I started using Caldera OpenLinux 2.3 in 2002 before they morphed into the evil SCO. After that I moved to Red Hat 9. I started using Slackware in 2004 with version 10.0. Over the years I've experimented with a variety of distros and BSDs. I always return to Slackware. There is no place like home.
I was an undergrad student studying engineering when I heard about Ubuntu from a few friends. Apparently they would mail you free CD's, awesome! So I decided that I was going to buy a computer to take to class and I would put linux on it so I would have something neat to put on my resume.
I got a little EEEpc and was running EEEbuntu for a few months. It was awesome, a whole new world of computing I didn't know existed, and frankly I didn't really understand. I spent a bunch of time on support forums just reading threads about Linux and the general concensus was that Ubuntu was a noob distribution.. Well, in for a penny in for a pound right?
So I read some guides and tried to install gentoo by doing some sort of chroot magic and bricked my computer.. Then I tried Fedora, Sabayon (bricked during first software update), Debian, and probably a few others. Finally I tried Slackware and it was the first one of the 'hardcore' distros that, if I actually followed the manual, didn't screw up.
It just sort of worked.. My little EEEpc was a tank running Slackware 13.0. I'd take it to class every day, suspend/resume 10 times a day, 4 desktops worth of PDFs, Matlab simulations, OpenOffice docs etc open at all times, uptime in the order of 3-4 weeks.
I work as a graduate with embedded Linux atm, and running slackware has taught me everything I know about linux and helped me get and keep my job!
I've strayed a few times to other distros, but something always makes me say 'I miss slackware' and come back with my tail between my legs
Thank you for that link. The interviews by jeremy with Patrick Volkerding are great. I read that stuff some time ago and – as it is always happens to me – I forgot about that. So it was very pleasant for me to read these interviews once again. If you could be so kind to publish in that threat the link to these interviews once a year I would be very happy to read it once again, and again, and again for all my lifetime. (I am sure that most of the LinuxQuestions.org members have the stronger memory than me but I suppose that a few have almost as weak memory as I have so publishing that link in the constant intervals seems to be a good idea.) It was a great pleasure to read these interviews once again.
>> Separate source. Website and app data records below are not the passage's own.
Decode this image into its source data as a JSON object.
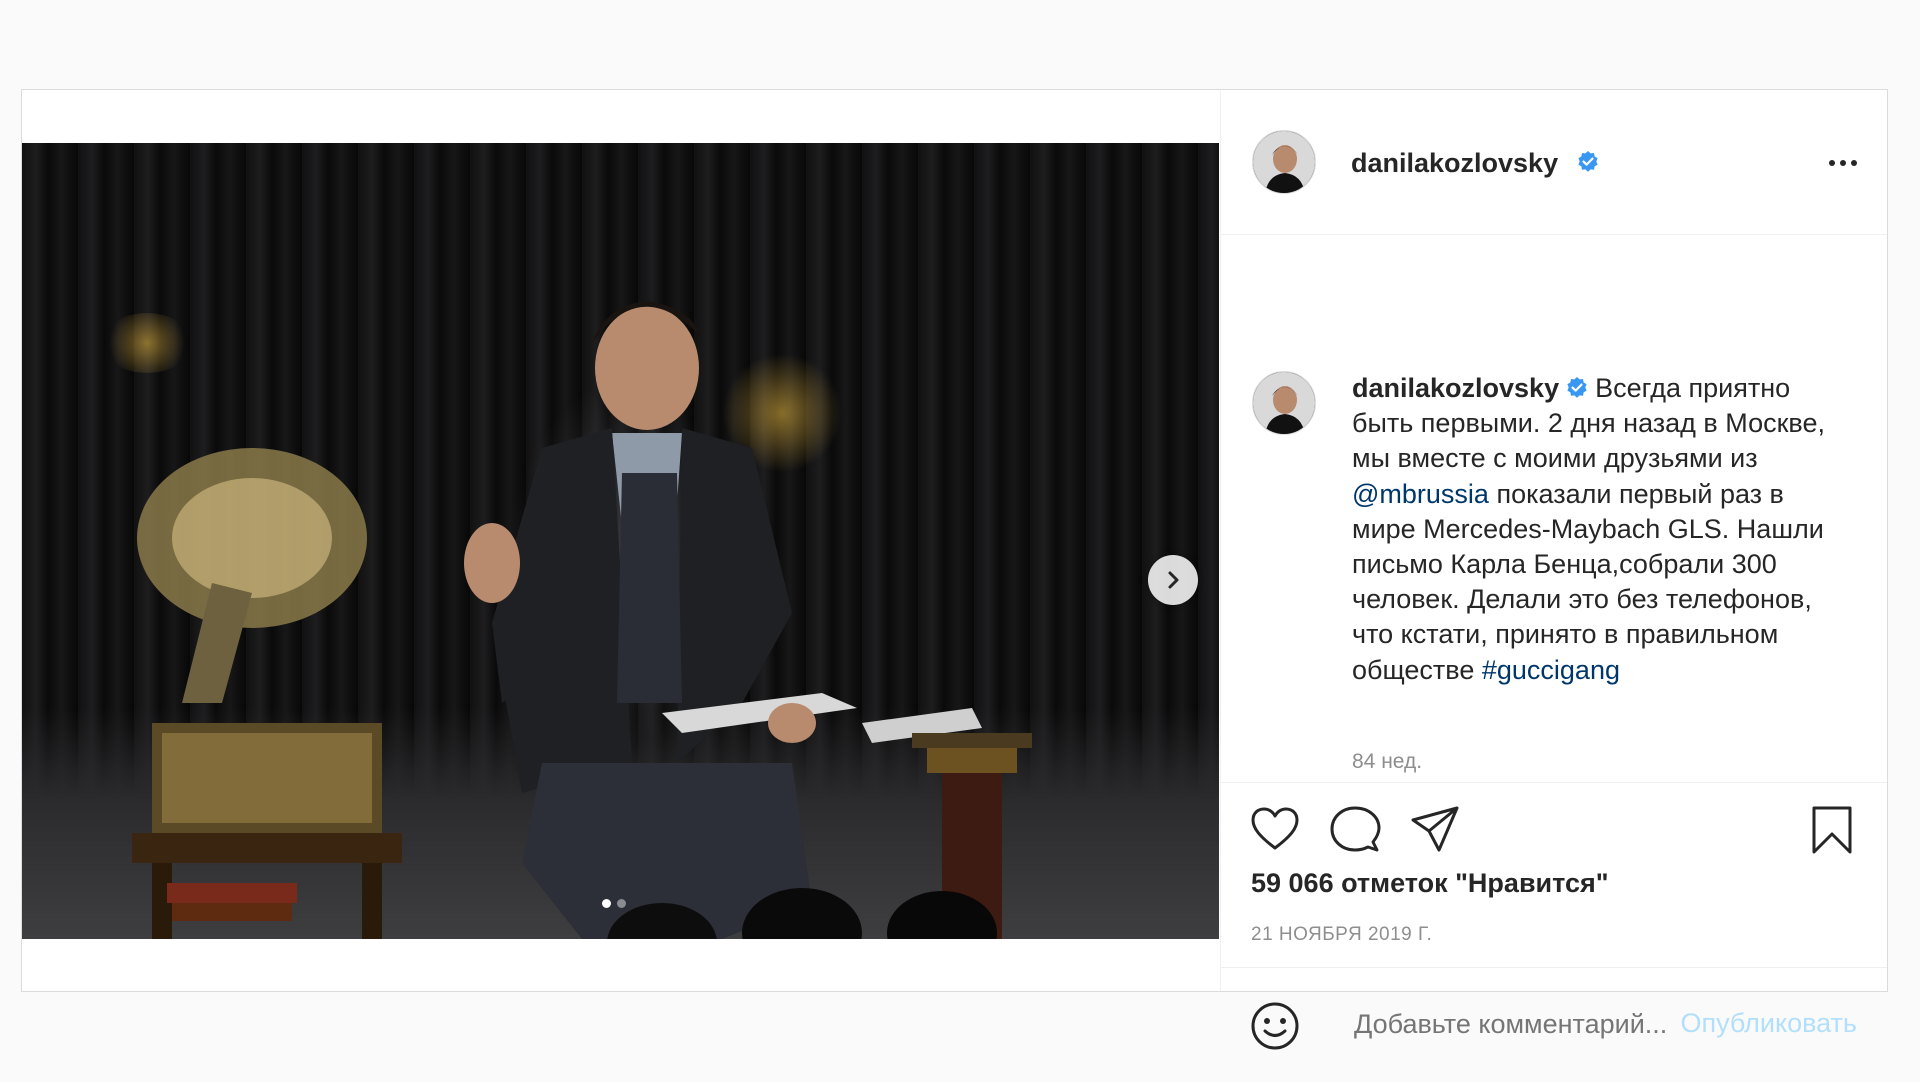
{
  "post": {
    "author": "danilakozlovsky",
    "verified": true,
    "caption_text": "Всегда приятно быть первыми. 2 дня назад в Москве, мы вместе с моими друзьями из",
    "mention": "@mbrussia",
    "caption_text_2": "показали первый раз в мире Mercedes-Maybach GLS. Нашли письмо Карла Бенца,собрали 300 человек. Делали это без телефонов, что кстати, принято в правильном обществе",
    "hashtag": "#guccigang",
    "time_ago": "84 нед.",
    "likes": "59 066 отметок \"Нравится\"",
    "date": "21 НОЯБРЯ 2019 Г.",
    "comment_placeholder": "Добавьте комментарий...",
    "publish_label": "Опубликовать",
    "carousel": {
      "total_slides": 2,
      "active_slide": 1
    }
  },
  "icons": {
    "like": "heart-icon",
    "comment": "speech-bubble-icon",
    "share": "paper-plane-icon",
    "save": "bookmark-icon",
    "emoji": "smiley-icon",
    "more": "ellipsis-icon",
    "next": "chevron-right-icon",
    "verified": "verified-badge-icon"
  },
  "colors": {
    "link": "#00376b",
    "verified": "#3897f0",
    "muted": "#8e8e8e",
    "publish_disabled": "#b2dffc"
  }
}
It is not easy to find something intelligent and inspiring in our times. The interviews with Pat fulfill both those needs. So I am glad that I had an opportunity to read them for the second time – thanks to you.